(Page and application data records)
%%

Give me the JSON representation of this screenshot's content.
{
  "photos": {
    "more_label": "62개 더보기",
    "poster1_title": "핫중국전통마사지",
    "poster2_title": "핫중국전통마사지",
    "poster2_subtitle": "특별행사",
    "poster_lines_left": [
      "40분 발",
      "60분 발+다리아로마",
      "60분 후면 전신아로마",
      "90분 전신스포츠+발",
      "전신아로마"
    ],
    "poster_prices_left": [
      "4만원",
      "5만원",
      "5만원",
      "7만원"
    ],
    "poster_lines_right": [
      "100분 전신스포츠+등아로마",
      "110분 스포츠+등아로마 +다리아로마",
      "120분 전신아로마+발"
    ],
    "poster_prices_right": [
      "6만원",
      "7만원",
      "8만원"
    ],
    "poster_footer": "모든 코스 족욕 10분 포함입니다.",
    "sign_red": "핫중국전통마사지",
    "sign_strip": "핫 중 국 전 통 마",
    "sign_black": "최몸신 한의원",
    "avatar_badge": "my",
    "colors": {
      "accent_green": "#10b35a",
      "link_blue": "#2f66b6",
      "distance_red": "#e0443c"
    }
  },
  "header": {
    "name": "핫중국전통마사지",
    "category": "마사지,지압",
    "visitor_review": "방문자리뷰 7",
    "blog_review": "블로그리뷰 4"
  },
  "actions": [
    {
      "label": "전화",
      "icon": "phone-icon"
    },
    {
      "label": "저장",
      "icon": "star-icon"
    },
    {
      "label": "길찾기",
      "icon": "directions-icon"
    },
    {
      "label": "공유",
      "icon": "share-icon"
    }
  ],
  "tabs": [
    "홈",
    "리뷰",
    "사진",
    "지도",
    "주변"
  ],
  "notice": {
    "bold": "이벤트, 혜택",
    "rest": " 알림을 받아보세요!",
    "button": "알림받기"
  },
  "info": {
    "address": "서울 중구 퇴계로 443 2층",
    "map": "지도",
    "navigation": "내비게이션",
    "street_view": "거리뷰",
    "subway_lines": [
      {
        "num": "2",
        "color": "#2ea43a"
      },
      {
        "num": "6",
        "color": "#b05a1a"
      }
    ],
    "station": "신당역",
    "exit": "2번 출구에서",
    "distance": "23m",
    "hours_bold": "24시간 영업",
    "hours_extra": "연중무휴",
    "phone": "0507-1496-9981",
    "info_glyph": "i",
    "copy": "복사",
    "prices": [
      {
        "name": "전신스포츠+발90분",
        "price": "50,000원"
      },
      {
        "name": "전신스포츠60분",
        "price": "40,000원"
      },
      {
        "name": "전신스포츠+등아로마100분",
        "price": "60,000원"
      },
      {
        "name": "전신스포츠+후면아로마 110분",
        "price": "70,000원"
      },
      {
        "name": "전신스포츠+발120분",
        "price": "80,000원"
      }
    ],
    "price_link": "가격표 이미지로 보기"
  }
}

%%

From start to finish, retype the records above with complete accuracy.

◆ Answer to the exercise
Give me the JSON representation of this screenshot's content.
{
  "photos": {
    "more_label": "62개 더보기",
    "poster1_title": "핫중국전통마사지",
    "poster2_title": "핫중국전통마사지",
    "poster2_subtitle": "특별행사",
    "poster_lines_left": [
      "40분 발",
      "60분 발+다리아로마",
      "60분 후면 전신아로마",
      "90분 전신스포츠+발",
      "전신아로마"
    ],
    "poster_prices_left": [
      "4만원",
      "5만원",
      "5만원",
      "7만원"
    ],
    "poster_lines_right": [
      "100분 전신스포츠+등아로마",
      "110분 스포츠+등아로마 +다리아로마",
      "120분 전신아로마+발"
    ],
    "poster_prices_right": [
      "6만원",
      "7만원",
      "8만원"
    ],
    "poster_footer": "모든 코스 족욕 10분 포함입니다.",
    "sign_red": "핫중국전통마사지",
    "sign_strip": "핫 중 국 전 통 마",
    "sign_black": "최몸신 한의원",
    "avatar_badge": "my",
    "colors": {
      "accent_green": "#10b35a",
      "link_blue": "#2f66b6",
      "distance_red": "#e0443c"
    }
  },
  "header": {
    "name": "핫중국전통마사지",
    "category": "마사지,지압",
    "visitor_review": "방문자리뷰 7",
    "blog_review": "블로그리뷰 4"
  },
  "actions": [
    {
      "label": "전화",
      "icon": "phone-icon"
    },
    {
      "label": "저장",
      "icon": "star-icon"
    },
    {
      "label": "길찾기",
      "icon": "directions-icon"
    },
    {
      "label": "공유",
      "icon": "share-icon"
    }
  ],
  "tabs": [
    "홈",
    "리뷰",
    "사진",
    "지도",
    "주변"
  ],
  "notice": {
    "bold": "이벤트, 혜택",
    "rest": " 알림을 받아보세요!",
    "button": "알림받기"
  },
  "info": {
    "address": "서울 중구 퇴계로 443 2층",
    "map": "지도",
    "navigation": "내비게이션",
    "street_view": "거리뷰",
    "subway_lines": [
      {
        "num": "2",
        "color": "#2ea43a"
      },
      {
        "num": "6",
        "color": "#b05a1a"
      }
    ],
    "station": "신당역",
    "exit": "2번 출구에서",
    "distance": "23m",
    "hours_bold": "24시간 영업",
    "hours_extra": "연중무휴",
    "phone": "0507-1496-9981",
    "info_glyph": "i",
    "copy": "복사",
    "prices": [
      {
        "name": "전신스포츠+발90분",
        "price": "50,000원"
      },
      {
        "name": "전신스포츠60분",
        "price": "40,000원"
      },
      {
        "name": "전신스포츠+등아로마100분",
        "price": "60,000원"
      },
      {
        "name": "전신스포츠+후면아로마 110분",
        "price": "70,000원"
      },
      {
        "name": "전신스포츠+발120분",
        "price": "80,000원"
      }
    ],
    "price_link": "가격표 이미지로 보기"
  }
}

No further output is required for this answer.